═══ DATA FOR ANALYSIS
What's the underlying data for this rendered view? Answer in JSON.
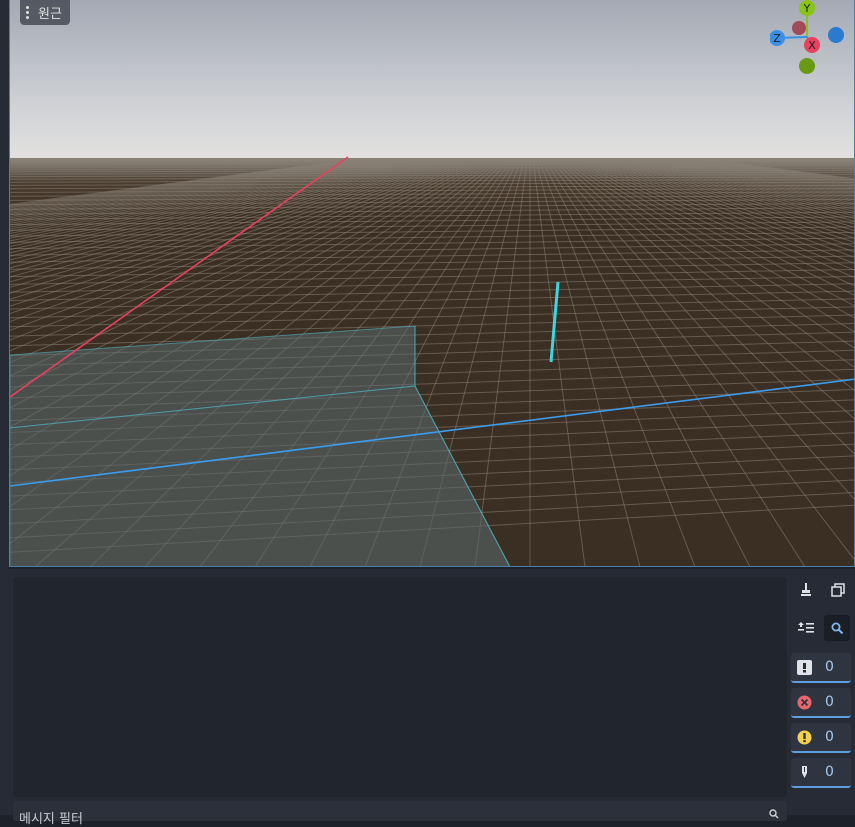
{
  "viewport": {
    "perspective_label": "원근",
    "gizmo": {
      "y_label": "Y",
      "x_label": "X",
      "z_label": "Z"
    }
  },
  "output_panel": {
    "filter_placeholder": "메시지 필터",
    "toolbar": {
      "clear_icon": "broom-icon",
      "copy_icon": "copy-icon",
      "collapse_icon": "collapse-lines-icon",
      "search_icon": "search-icon"
    },
    "counters": [
      {
        "name": "standard-messages",
        "icon": "exclamation-box-icon",
        "count": "0"
      },
      {
        "name": "errors",
        "icon": "error-circle-icon",
        "count": "0",
        "color": "#e8666e"
      },
      {
        "name": "warnings",
        "icon": "warning-circle-icon",
        "count": "0",
        "color": "#f2d24c"
      },
      {
        "name": "editor-messages",
        "icon": "pen-icon",
        "count": "0"
      }
    ]
  },
  "colors": {
    "x_axis": "#e8415f",
    "y_axis": "#8ac414",
    "z_axis": "#3a8fe6",
    "accent": "#5e9de0",
    "ground": "#3b2e22"
  }
}
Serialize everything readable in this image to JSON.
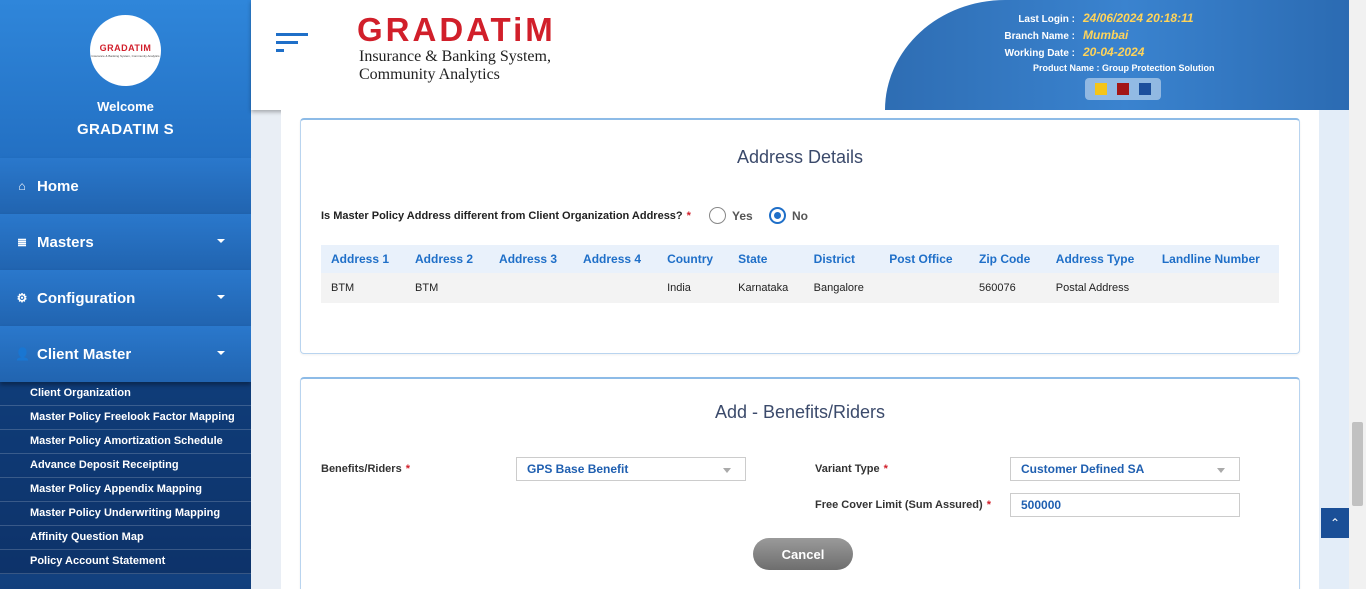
{
  "sidebar": {
    "logo_brand": "GRADATIM",
    "logo_sub": "Insurance & Banking System, Community Analytics",
    "welcome": "Welcome",
    "username": "GRADATIM S",
    "menu": [
      {
        "label": "Home",
        "icon": "home-icon"
      },
      {
        "label": "Masters",
        "icon": "database-icon"
      },
      {
        "label": "Configuration",
        "icon": "gears-icon"
      },
      {
        "label": "Client Master",
        "icon": "user-icon"
      }
    ],
    "submenu": [
      "Client Organization",
      "Master Policy Freelook Factor Mapping",
      "Master Policy Amortization Schedule",
      "Advance Deposit Receipting",
      "Master Policy Appendix Mapping",
      "Master Policy Underwriting Mapping",
      "Affinity Question Map",
      "Policy Account Statement"
    ]
  },
  "header": {
    "brand_name": "GRADATiM",
    "brand_tagline": "Insurance & Banking System, Community Analytics",
    "last_login_label": "Last Login :",
    "last_login_value": "24/06/2024 20:18:11",
    "branch_label": "Branch Name :",
    "branch_value": "Mumbai",
    "working_date_label": "Working Date :",
    "working_date_value": "20-04-2024",
    "product": "Product Name : Group Protection Solution",
    "theme_colors": [
      "#f5c518",
      "#a31515",
      "#1c4f9c"
    ]
  },
  "address": {
    "title": "Address Details",
    "question": "Is Master Policy Address different from Client Organization Address?",
    "required_mark": "*",
    "yes_label": "Yes",
    "no_label": "No",
    "selected": "No",
    "columns": [
      "Address 1",
      "Address 2",
      "Address 3",
      "Address 4",
      "Country",
      "State",
      "District",
      "Post Office",
      "Zip Code",
      "Address Type",
      "Landline Number"
    ],
    "row": [
      "BTM",
      "BTM",
      "",
      "",
      "India",
      "Karnataka",
      "Bangalore",
      "",
      "560076",
      "Postal Address",
      ""
    ]
  },
  "benefits": {
    "title": "Add - Benefits/Riders",
    "benefits_label": "Benefits/Riders",
    "benefits_value": "GPS Base Benefit",
    "variant_label": "Variant Type",
    "variant_value": "Customer Defined SA",
    "free_cover_label": "Free Cover Limit (Sum Assured)",
    "free_cover_value": "500000",
    "required_mark": "*",
    "cancel_label": "Cancel"
  },
  "controls": {
    "scroll_top_glyph": "⌃",
    "home_glyph": "⌂",
    "masters_glyph": "≣",
    "config_glyph": "⚙",
    "user_glyph": "👤"
  }
}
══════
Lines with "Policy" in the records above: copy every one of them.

### [OUTPUT OF THE EXERCISE]
      "Master Policy Freelook Factor Mapping",
      "Master Policy Amortization Schedule",
      "Master Policy Appendix Mapping",
      "Master Policy Underwriting Mapping",
      "Policy Account Statement"
    "question": "Is Master Policy Address different from Client Organization Address?",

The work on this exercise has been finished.